"The reality is that scientists have more questions about super-Earths than they have answers. And we don't fully understand the physics of our own interior, much less that of a planet many solar systems away, Luger said. We don't know what would happen if Earth were supersized or closer to the sun. But, so far, it seems very fortunate that we aren't living on a planet that's any of those things."
Interesting report. I ran a MS SQL query against the exoplanet site I use and found 162 that are listed with masses in the range 2 to 10 earth masses. The average semi-major axis is 0.20 AU, so most orbit very close to their host stars. It is clear from astronomy that we have no super-earths in orbit around the Sun in our solar system (today). The 162 super-earths show eccentricity ranges from 0 to 0.42, many have large orbital eccentricities. Using the Big Bang model for the origin of the universe, it seems we are *fortunate* because of random particle collisions as to why we live here on Earth and did not evolve on a super-earth
Here is the exoplanet site I use, The Extrasolar Planets Encyclopaedia

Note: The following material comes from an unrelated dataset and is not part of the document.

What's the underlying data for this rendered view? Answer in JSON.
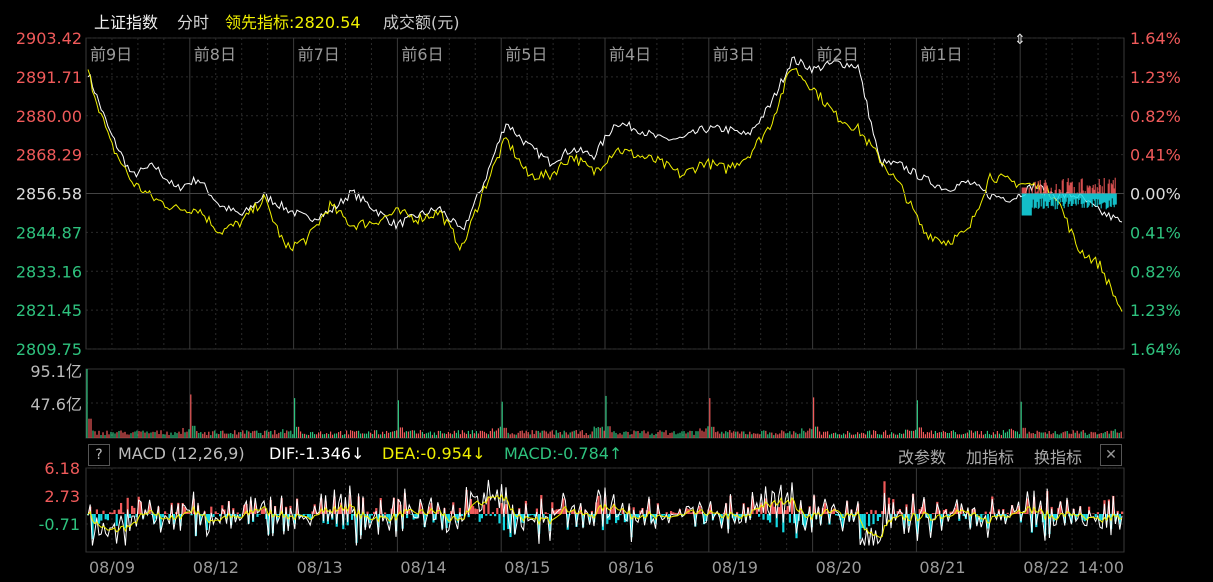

Presently 4183 are confirmed. 9 super-earths are in orbits 0.66 to 3.94 a.u. from their parent stars and large, 4.4 to nearly 9 earth masses. Many others orbit closer than Venus or Mercury to their parent stars. Here is a more detailed report on some super-earths from TESS, Mass determinations of the three mini-Neptunes transiting TOI-125 Some are super-earth size, others mini-neptunes. Modeling solar system differences and varieties is difficult. This includes the evolution of the proto-earth allowing our planet to evolve into the present, very habitable earth without suffering catastrophic collisions that destroy the proto-earth or accreting earth or creating a super-earth or mini-neptune where we live today.